How to Do It: Starting in plank, shift forward onto the tips of your toes so that your chest passes your wrists. Bend your elbows in toward your sides and lower halfway down. Important: Your elbows must hug in towards your side, making contact with the ribs. Do not let your elbows splay out sideways.
Use your triceps to dip the elbows backwards. The biceps make a right angle with the forearms as your chest hovers above the earth. The chest does not pass the elbows. This right here – these right-angle arms, elbows hugging in – is the base of Crow. Hold for three breaths.
How to Do It: From Downward Dog, step your right foot between your hands. Lower your back knee to the earth. Since we’re focusing on the stretch in this one, place your hands on top of your right thigh, pressing the leg forward so your pelvis can release down and slide in front of your back, left knee.
Find a place that is uncomfortable, NOT painful, and hold for three to five deep breaths. Repeat on the other side.
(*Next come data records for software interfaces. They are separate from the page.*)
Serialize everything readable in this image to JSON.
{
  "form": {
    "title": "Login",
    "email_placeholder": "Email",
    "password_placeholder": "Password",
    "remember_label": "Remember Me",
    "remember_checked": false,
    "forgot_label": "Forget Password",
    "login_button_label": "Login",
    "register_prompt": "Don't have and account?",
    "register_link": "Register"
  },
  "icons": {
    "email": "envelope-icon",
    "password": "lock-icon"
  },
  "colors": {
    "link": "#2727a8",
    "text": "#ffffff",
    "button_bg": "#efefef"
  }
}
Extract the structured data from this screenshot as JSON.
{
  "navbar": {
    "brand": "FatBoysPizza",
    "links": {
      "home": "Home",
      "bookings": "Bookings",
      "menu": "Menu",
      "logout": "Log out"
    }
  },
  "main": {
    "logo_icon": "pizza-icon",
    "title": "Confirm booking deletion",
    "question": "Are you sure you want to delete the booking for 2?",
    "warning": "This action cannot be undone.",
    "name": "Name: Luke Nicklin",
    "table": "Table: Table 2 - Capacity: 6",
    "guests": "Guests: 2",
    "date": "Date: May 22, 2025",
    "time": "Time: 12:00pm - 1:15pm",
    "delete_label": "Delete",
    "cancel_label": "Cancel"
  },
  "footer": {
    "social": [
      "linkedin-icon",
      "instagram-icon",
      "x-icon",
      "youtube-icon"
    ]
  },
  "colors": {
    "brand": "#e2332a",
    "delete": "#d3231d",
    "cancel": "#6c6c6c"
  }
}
3. Prasaritha Padottanasana
An unexpected addition to Crow preparation, but necessary to simulate the sensations of Crow. Focus on how you react to being upside-down. As your Crow advances and your sit bones lift higher, your body will also tilt upside down as your hips lift higher than the head.
How to Do It: Step your feet to either end of your mat with your toes slightly inverted, heels outward. Bring your hands to your hips and pull up on your kneecaps to contract the quadriceps. Hinge at the hips, lowering with a flat back, until, at the last minute, you place your hands on the ground (or blocks) underneath the shoulder blades.